For PD patients that we deal with at our centre, there is always the question on what would be better: a walker with wheels or just a standard walker without wheels.
Well, we will explore on the advantages of each and tell you what you should go for.
But before that, let us look at the why one would go for any of the walkers in the first case.
- You want your patient to have stability while walking around. That is if, they are able to walk. If not, then you would better go for a motorized electric scooter.
- You want the patient to have some sense of independence such that they can do basic tasks on their own such as going to the bathroom or going out to bask in the sun without having to request for help.
- For patients with gait freezing, a walker would help them from falls plus provide some sensory cues to stop the freezing especially when it comes with laser lights and sound beeps.
Having looked at reasons why one needs a walker, we can now explore some of the factors that would make one go for either a wheeled or standard walker while leaving out the other. Let’s cut to the chase.
- Weight of the walker
One big factor that you need to consider is the weight of the walker. Studies have shown that weighted walkers are better at giving a patient balance and stability. If you compare the standard walker with the wheeled walker, you will find that one with wheels tend to be heavier and will thus be better in giving the patient more balance and stability as they walk around.
2. Laser cues and beeps
With wheeled walkers, I have seen most installed with sensory cues such as laser lights and auditory beeps. These cues help in prompting the patient to make a move when they have moments of gait freezing.
3. Rests during walk
For patients who tire easily or those who want to make long laps on their walkers, they would definitely need a walker that has a seat and maybe a storage pouch. With these two, they can take rests during their walks. I have only seen such accessories in wheeled walkers but never in standard walkers.

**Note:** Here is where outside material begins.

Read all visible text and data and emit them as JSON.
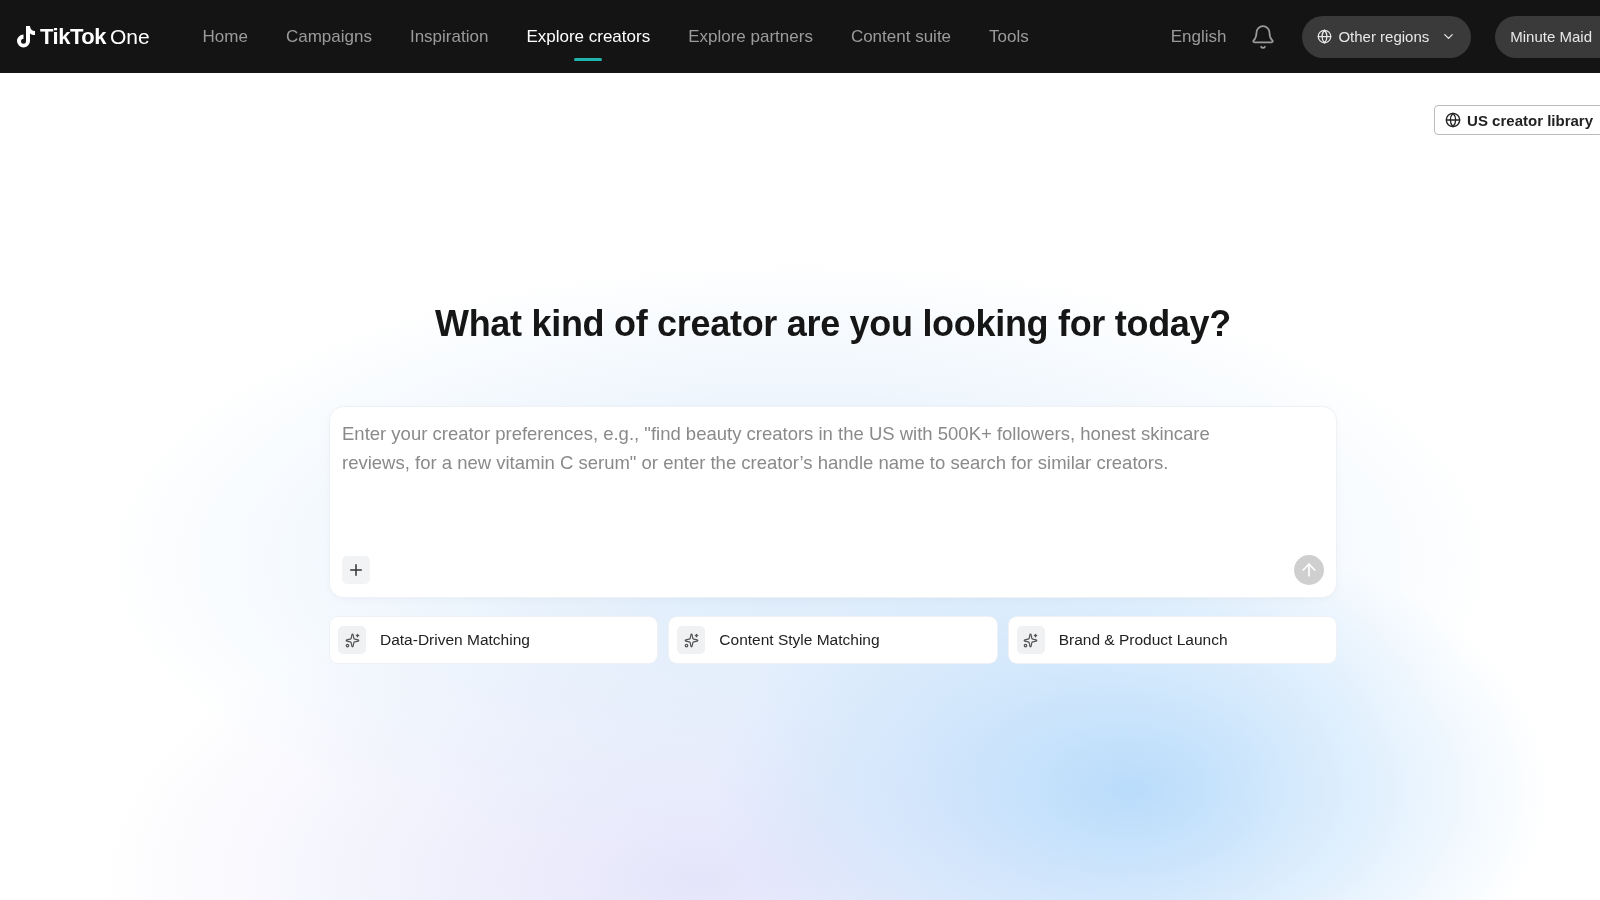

Therefore, the wheeled walker again beats the standard walker if the patient wants to take rests during the walk or if they have some water, snacks or fruits that they need to carry in their walker storage pouches.
4. Flexibility of walker in corners and narrow passageways
Standard walkers tend to be extra thin such that they can easily negotiate through corners and narrow passageways in the house. There are also some nice, wheeled walkers such as the ustep walker which can go through narrow paths and also turn with ease when walking with it.
It goes without saying that a standard walker will be less expensive as compared to the wheeled walker. This is because it has less accessories and is lightweight. So, if you are short on money, you might have to go with the standard non wheeled walker.
6. Risk of accidental falls and stability
One main disadvantage about wheeled walkers is that patients might record more falls especially if the braking system is not the reversible type. Picture this, a patient has gone to the washroom with their wheeled walker and placed it in front of themselves. As they rise to go back to other businesses, they will hold the wheeled walker and if it does not have a reversible braking system, it will move unexpectedly causing the patient to fall.
With a standard walker, accidents are minimal since it is not likely to propel one forward. Especially when it has been installed with good rubber stoppers at the bottom.
7. Speed in Walking
For Parkinson’s patients who have gait freezing episodes, all walkers will slow them somehow. But the standard walker is the least in slowing the patient’s speed of walking around.
Our verdict is that the wheeled walker is way better than the standard walker if you are to consider the weight, stability, rests to patients as well as ability to carry something with it. It gets even better if it has a reversible braking system plus laser cues and sound beeps. Though it will cost more, it offers true value for the money.